LISTED ENTRIES ▸
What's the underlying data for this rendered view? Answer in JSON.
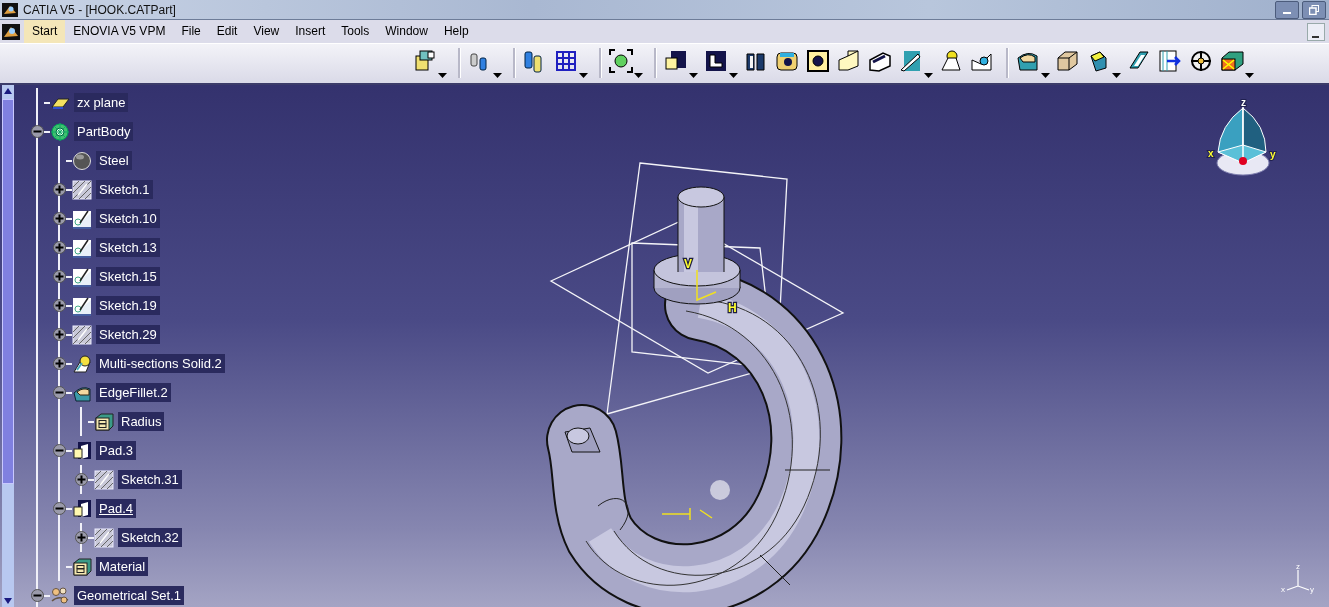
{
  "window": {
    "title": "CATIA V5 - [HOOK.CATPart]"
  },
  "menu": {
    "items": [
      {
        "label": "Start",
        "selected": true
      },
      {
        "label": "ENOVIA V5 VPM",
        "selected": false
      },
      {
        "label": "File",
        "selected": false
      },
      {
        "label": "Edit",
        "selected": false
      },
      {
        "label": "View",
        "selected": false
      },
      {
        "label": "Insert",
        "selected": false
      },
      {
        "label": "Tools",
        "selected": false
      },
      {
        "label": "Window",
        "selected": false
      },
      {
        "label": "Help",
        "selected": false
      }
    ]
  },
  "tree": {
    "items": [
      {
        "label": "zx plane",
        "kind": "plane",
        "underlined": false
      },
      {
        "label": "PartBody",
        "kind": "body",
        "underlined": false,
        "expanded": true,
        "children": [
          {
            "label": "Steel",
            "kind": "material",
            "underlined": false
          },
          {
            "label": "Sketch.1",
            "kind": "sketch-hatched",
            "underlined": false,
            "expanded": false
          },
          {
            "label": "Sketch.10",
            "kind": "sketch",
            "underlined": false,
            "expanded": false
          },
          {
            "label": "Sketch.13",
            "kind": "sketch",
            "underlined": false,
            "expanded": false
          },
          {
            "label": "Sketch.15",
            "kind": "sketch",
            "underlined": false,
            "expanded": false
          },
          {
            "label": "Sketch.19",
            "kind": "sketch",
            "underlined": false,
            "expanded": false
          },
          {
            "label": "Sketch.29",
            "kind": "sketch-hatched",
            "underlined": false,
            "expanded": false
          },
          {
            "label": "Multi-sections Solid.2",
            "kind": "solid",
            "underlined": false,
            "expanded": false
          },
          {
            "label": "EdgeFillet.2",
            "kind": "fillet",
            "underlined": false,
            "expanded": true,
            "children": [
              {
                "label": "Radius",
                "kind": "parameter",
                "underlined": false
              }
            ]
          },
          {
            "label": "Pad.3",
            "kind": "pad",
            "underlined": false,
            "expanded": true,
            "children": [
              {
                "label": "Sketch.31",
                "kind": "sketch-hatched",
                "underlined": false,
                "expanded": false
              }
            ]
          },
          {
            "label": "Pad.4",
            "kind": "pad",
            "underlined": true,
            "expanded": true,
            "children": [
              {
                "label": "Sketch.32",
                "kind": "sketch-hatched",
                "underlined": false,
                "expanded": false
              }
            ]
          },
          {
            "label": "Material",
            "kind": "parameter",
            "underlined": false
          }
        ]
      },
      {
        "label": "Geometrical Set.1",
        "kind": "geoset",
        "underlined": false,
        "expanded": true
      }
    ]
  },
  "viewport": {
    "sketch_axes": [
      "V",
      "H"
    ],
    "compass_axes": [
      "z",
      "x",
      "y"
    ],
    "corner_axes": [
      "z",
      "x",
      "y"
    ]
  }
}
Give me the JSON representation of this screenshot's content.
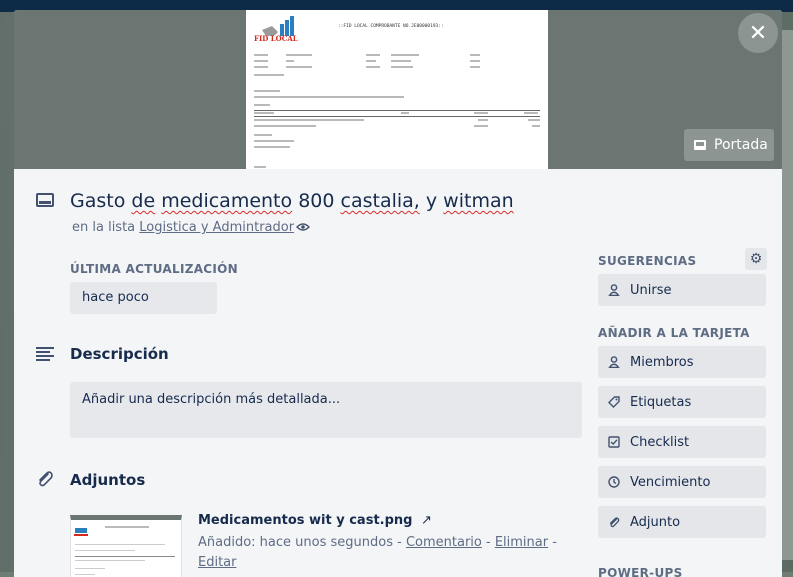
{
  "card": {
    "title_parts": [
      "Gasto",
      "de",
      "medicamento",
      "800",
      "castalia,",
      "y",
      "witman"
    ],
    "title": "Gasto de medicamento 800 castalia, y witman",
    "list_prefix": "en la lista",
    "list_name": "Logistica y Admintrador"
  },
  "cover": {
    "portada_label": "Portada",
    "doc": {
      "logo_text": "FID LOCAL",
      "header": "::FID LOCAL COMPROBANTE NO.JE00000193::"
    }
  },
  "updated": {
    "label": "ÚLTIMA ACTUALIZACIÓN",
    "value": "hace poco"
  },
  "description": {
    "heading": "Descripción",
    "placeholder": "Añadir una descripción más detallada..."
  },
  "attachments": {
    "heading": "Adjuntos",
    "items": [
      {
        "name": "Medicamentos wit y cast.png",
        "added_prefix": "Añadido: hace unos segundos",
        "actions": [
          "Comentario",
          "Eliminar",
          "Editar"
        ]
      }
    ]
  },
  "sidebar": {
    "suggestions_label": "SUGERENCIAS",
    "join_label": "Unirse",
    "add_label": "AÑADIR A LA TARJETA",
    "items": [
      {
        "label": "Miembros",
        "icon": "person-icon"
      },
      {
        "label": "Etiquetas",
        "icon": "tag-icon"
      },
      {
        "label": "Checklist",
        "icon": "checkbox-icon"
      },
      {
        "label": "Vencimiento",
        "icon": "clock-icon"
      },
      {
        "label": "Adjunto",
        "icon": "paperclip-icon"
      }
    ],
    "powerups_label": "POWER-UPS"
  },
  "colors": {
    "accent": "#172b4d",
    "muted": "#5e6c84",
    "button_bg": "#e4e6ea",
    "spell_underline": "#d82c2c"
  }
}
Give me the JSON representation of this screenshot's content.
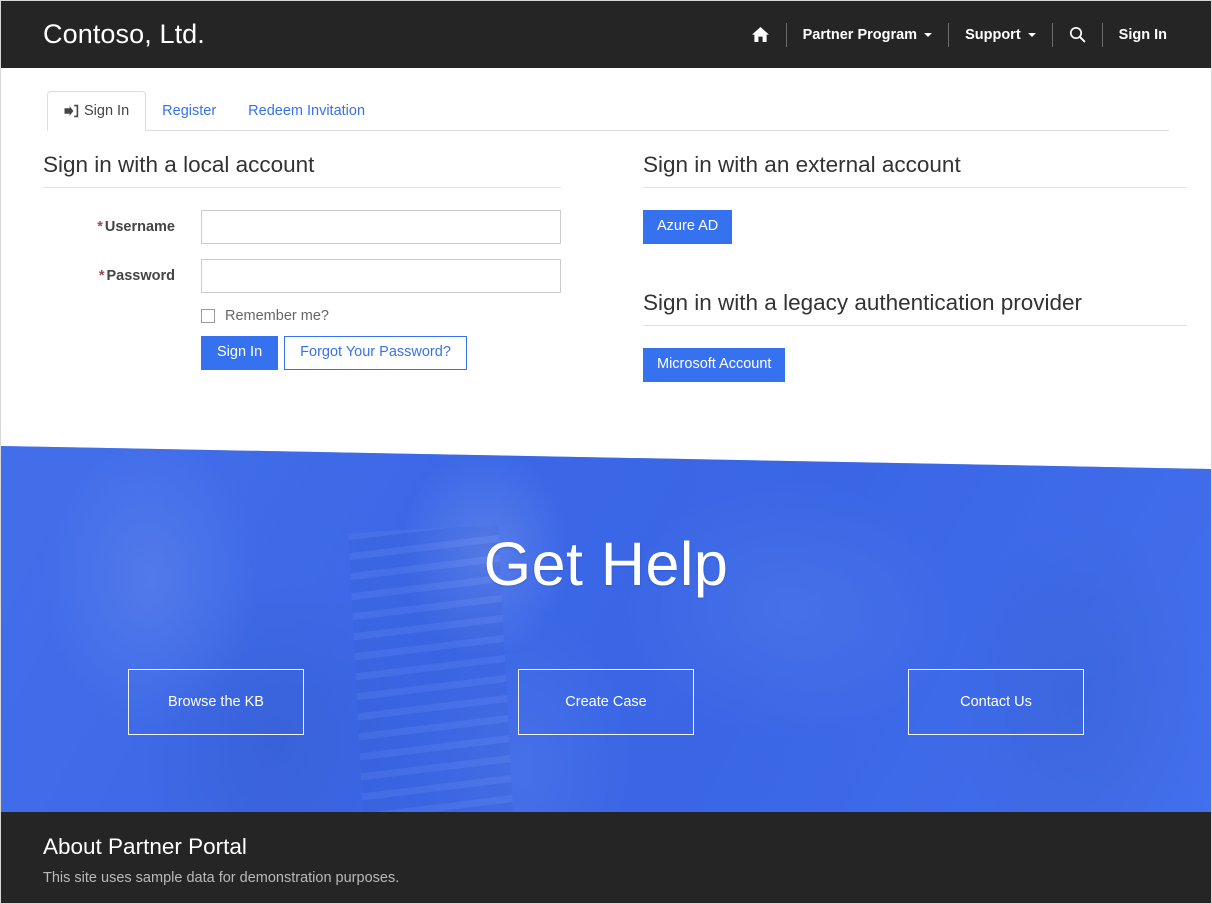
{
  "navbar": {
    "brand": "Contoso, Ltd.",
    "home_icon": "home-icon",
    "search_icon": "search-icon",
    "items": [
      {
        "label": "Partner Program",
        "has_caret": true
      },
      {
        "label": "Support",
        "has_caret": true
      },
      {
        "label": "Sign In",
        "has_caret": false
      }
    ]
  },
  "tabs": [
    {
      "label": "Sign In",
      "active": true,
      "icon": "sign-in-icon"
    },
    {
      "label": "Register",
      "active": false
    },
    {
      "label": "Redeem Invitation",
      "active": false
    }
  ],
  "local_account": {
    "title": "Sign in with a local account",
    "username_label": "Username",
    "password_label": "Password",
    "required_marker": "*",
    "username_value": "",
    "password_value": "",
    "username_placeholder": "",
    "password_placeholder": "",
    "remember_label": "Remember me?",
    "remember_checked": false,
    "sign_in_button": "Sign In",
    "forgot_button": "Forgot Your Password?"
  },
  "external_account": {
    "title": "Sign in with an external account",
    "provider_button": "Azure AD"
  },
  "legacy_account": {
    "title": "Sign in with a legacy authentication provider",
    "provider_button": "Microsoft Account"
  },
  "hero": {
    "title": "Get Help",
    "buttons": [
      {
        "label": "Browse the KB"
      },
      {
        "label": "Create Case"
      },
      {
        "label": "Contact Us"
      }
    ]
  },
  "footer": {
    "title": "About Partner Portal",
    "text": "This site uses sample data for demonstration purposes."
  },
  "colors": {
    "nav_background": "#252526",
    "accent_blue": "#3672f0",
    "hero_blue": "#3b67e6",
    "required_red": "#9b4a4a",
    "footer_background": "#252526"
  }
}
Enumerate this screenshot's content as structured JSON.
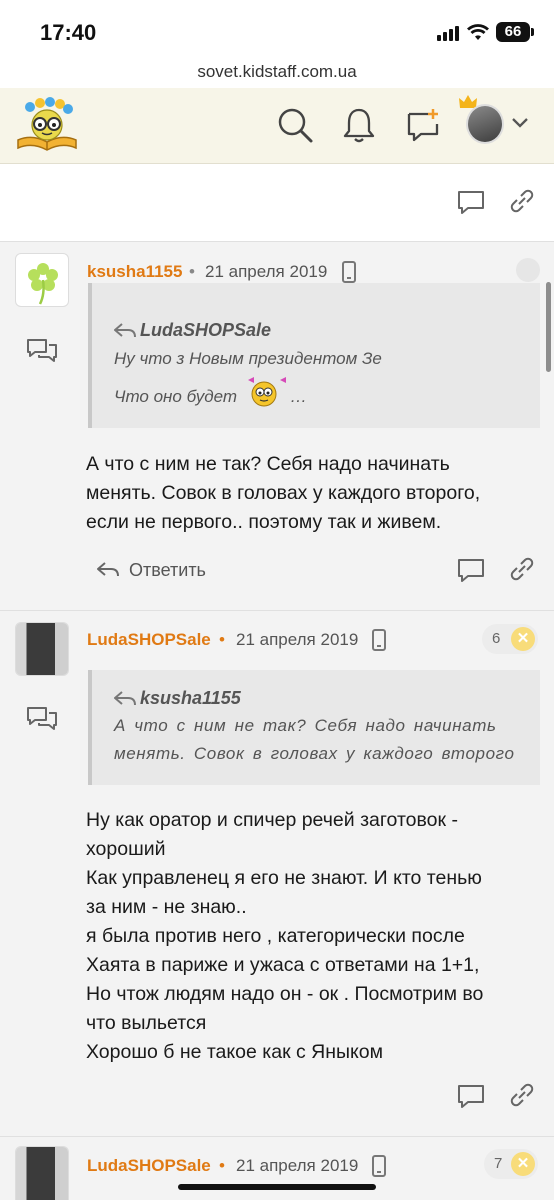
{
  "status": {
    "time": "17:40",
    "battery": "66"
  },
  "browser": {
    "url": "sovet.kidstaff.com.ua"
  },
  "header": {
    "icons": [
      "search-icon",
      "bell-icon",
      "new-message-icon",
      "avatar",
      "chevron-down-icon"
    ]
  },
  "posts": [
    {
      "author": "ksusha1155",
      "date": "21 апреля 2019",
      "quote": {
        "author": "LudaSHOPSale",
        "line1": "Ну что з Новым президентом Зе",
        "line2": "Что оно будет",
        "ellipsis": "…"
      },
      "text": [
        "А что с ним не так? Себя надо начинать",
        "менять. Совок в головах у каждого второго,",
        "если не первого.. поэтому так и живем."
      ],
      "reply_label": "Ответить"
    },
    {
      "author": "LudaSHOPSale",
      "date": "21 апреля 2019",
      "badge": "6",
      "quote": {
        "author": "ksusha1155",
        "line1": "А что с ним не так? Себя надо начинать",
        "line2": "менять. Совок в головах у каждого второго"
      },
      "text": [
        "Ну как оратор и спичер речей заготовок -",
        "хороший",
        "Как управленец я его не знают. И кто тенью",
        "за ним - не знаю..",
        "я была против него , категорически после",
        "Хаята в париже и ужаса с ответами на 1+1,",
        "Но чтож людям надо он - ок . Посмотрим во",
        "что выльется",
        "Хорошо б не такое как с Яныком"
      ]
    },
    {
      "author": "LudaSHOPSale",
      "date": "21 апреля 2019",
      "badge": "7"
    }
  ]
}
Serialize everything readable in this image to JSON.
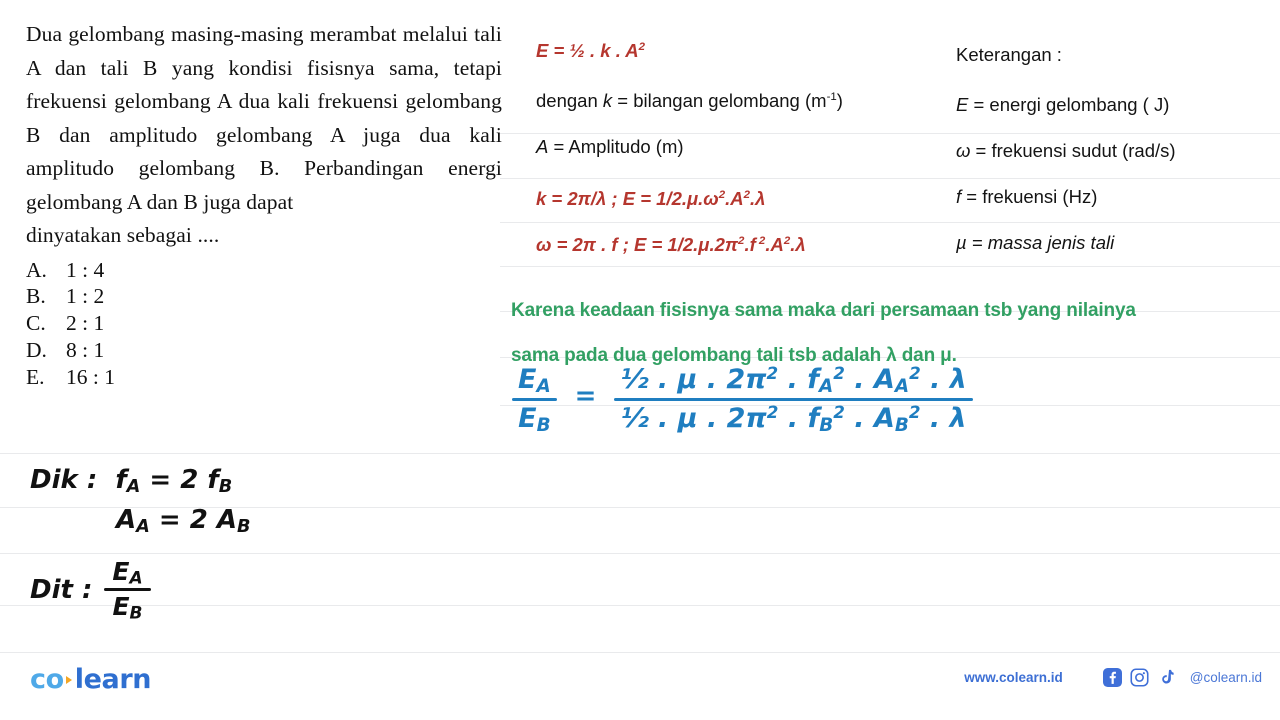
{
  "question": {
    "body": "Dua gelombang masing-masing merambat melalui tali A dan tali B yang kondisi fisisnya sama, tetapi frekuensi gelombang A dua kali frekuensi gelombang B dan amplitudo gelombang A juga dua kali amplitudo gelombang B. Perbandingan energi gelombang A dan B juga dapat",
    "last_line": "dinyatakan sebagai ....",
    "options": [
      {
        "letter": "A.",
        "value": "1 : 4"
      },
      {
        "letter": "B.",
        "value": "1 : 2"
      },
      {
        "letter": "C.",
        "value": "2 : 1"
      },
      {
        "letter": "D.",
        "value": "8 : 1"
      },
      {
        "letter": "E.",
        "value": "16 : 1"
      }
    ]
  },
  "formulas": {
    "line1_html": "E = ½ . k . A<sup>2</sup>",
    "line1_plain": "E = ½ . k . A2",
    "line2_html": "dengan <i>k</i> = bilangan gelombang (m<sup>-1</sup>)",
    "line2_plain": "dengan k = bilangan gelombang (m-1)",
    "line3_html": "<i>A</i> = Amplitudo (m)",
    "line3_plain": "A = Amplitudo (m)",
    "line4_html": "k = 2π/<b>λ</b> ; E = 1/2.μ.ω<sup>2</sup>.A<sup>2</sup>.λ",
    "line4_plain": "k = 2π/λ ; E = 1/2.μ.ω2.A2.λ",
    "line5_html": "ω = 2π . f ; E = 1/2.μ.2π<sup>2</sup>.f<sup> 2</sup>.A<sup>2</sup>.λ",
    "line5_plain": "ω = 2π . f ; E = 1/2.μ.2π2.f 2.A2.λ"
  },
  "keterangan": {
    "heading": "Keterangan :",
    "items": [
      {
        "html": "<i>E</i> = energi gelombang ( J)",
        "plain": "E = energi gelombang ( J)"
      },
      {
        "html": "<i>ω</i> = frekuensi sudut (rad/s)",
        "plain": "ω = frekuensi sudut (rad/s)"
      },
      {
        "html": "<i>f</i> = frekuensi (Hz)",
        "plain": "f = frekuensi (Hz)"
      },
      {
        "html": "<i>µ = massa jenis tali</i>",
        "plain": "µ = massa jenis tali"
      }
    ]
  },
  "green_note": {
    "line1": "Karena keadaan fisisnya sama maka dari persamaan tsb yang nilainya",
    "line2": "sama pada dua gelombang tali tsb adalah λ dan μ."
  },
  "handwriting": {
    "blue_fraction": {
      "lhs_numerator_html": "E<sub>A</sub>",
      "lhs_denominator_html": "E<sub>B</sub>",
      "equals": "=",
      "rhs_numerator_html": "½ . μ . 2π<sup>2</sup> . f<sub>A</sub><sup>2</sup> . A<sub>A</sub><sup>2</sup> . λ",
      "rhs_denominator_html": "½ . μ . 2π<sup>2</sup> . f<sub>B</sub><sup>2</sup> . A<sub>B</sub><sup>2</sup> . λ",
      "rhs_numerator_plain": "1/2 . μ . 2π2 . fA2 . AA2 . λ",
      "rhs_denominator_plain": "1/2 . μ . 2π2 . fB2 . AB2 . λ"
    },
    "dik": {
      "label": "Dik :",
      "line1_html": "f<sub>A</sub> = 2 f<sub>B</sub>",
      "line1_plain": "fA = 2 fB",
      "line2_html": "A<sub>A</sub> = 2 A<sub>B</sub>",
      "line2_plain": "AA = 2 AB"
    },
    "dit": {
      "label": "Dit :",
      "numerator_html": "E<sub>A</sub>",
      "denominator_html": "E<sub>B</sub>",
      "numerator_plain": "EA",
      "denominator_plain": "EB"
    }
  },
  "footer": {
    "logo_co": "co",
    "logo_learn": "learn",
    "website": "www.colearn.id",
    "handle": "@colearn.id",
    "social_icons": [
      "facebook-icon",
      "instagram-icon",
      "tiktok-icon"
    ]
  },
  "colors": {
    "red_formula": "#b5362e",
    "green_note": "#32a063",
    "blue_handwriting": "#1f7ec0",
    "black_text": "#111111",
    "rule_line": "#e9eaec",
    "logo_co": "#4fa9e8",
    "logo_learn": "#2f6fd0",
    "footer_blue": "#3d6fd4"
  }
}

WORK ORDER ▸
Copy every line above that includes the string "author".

RESPONSE AREA ▸
      "author": "ksusha1155",
        "author": "LudaSHOPSale",
      "author": "LudaSHOPSale",
        "author": "ksusha1155",
      "author": "LudaSHOPSale",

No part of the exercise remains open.